Now Sun has found a way to reconnect the chips so they can communicate with each other at such high speeds that computer designers can build a new generation of computers that are faster, more energy-efficient and more compact.
The computer maker, which is based in Santa Clara, Calif., plans to announce on Monday that it has received a $44 million contract from the Pentagon to explore the high-risk idea of replacing the wires between computer chips with laser beams.
The technology, part of a field of computer science known as silicon photonics, would eradicate the most daunting bottleneck facing today's supercomputer designers: moving information rapidly to solve problems that require hundreds or thousands of processors.
Processor and memory chips are currently made by etching hundreds or thousands of identical circuits onto a single wafer of silicon and then slicing that wafer into fingernail-size chips. That manufacturing process ensures that if there is a defect at a single spot on the giant wafer it will not ruin the entire batch of chips.
The drawback in the approach is that wires have to connect the chips in a computer. This causes a fundamental limit in processing power because data moves between chips at lower speeds, creating significant bottlenecks.
The wires that connect chips are analogous to the on and off ramps that cars use to move between freeways--just as cars slow down as they move onto city streets from multilane highways, electrical signals run more slowly between chips. The bottlenecks also generate additional electrical current and heat.
"All of a sudden it's better to have an optical superhighway," said Greg Papadopoulos, chief technology officer and executive vice president of research and development for Sun.
Computer scientists have long sought a way to make faster and cheaper computers by making larger chips on a single wafer of silicon, a manufacturing process called "wafer scale integration." If the Sun researchers' idea can be proved technically feasible and manufactured commercially, it would be possible to create more-compact machines that are a thousand times faster than today's computers, the company said. Each chip would be able to communicate directly with every other chip in the array via a beam of laser light that could carry tens of billions of bits of data a second.
The Sun researchers acknowledge that their project is a significant gamble.
"This is a high-risk program," said Ron Ho, a researcher at Sun Laboratories who is one of the leaders of the effort. "We expect a 50 percent chance of failure, but if we win we can have as much as a thousand times increase in performance."
Silicon photonics has become hot recently with major semiconductor and computer companies as well as start-ups investing heavily in efforts to build optical networking directly into processors to replace electrical wires.
Last week, the NEC, the Japanese supercomputer maker, announced that it had made an advance in optical connections between chips that will pave the way for a supercomputer able to reach speeds up to 10 petaflops, or 10 million trillion instructions a second. That is about 20 times faster than the world's fastest computer.

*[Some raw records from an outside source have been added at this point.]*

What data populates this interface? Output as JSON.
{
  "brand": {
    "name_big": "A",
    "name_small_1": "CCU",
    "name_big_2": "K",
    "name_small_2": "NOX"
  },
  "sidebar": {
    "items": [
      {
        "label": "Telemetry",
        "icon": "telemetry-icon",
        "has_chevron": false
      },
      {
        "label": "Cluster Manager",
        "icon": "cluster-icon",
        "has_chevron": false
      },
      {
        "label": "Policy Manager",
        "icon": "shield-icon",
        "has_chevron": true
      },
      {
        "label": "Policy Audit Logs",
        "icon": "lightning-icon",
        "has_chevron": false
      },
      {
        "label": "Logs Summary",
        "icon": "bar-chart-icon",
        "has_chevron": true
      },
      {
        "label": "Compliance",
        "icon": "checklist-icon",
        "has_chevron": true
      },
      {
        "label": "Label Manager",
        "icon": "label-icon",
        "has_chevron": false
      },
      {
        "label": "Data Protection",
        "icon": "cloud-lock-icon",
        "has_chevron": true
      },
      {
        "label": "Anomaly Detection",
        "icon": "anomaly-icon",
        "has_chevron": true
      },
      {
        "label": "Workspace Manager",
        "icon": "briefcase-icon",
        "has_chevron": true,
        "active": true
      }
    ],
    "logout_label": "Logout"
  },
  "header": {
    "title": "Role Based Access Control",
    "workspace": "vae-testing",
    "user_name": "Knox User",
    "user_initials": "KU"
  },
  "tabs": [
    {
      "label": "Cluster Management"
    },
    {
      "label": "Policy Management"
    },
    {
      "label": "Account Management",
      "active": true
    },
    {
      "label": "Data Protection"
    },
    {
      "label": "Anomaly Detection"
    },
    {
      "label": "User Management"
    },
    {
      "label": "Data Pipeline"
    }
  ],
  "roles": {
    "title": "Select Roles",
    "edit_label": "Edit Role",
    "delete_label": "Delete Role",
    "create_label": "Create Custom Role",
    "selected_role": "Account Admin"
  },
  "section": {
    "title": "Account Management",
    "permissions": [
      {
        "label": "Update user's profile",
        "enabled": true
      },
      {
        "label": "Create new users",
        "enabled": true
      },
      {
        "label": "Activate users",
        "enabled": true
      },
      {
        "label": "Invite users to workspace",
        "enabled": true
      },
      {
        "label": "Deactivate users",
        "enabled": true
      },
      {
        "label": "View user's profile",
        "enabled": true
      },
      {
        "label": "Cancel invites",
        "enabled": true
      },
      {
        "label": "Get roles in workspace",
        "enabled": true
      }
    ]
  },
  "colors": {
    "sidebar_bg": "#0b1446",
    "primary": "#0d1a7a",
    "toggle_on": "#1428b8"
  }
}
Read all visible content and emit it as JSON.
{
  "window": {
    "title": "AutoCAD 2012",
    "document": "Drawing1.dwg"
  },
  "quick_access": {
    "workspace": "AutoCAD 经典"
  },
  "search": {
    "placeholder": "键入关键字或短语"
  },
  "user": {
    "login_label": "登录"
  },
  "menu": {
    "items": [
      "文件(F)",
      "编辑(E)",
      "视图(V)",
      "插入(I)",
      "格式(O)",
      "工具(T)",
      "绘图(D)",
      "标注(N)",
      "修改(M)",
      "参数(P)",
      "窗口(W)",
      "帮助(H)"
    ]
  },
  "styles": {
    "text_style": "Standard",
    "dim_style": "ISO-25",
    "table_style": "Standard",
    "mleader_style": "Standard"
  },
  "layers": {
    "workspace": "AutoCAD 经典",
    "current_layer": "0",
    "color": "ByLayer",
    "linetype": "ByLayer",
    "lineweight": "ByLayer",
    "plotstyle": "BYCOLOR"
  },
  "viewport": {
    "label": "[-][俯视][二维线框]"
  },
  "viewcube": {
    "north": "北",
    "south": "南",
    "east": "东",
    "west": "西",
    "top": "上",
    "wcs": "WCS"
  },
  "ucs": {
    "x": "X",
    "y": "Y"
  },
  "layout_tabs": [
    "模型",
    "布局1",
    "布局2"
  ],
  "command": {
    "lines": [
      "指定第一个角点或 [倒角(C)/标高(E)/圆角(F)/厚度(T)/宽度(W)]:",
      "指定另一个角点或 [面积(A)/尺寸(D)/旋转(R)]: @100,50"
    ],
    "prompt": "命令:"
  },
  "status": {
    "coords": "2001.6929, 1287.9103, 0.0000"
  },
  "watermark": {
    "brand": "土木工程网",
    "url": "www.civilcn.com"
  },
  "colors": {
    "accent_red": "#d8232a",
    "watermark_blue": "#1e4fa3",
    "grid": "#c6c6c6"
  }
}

Sun's partners on the project are Stanford and the University of California, San Diego, and two silicon photonics firms, Luxtera and Kotura. The Sun bid was chosen over three competing teams from Intel and Hewlett-Packard; IBM; and the Massachusetts Institute of Technology.
The five-year program is being financed by the Defense Advanced Research Projects Agency, and it builds on a Sun research project that was intended to interconnect chips electrically by stacking them edge to edge.
In 2003, a group of Sun researchers led by Ivan Sutherland, a computer industry pioneer, reported that they were able to transmit data inside a computer much more quickly than current techniques allowed. In an interview at Sun's research laboratory last month, Jim Mitchell, a Sun vice president, said that the original technology was now moving closer to commercialization.
However, the new approach, which is based on the company's ability to accurately align chips with high precision making it possible to transmit beams of light across the surface of the chips in ultranarrow channels called wave guides, could have a much bigger impact.
The Sun researchers refer to their new system as a "macrochip." They said that the technology would make it possible for computer architects to completely rethink the organization of circuitry on a computer.
"It's like the difference between having someone next door and having to get on an airplane to fly across the country," said Alan Huang, an optical networking designer at the Terabit Corporation in Menlo Park, Calif. "This would be a way of breaking Moore's Law."
Moore's Law is an observation by Intel founder Gordon Moore that the number of transistors on a computer chip doubles roughly every two years.
The Sun researchers said they believe that their alignment technique, which they plan to describe in a scientific paper, will make their systems more compact and easier to manufacture than their competitors'.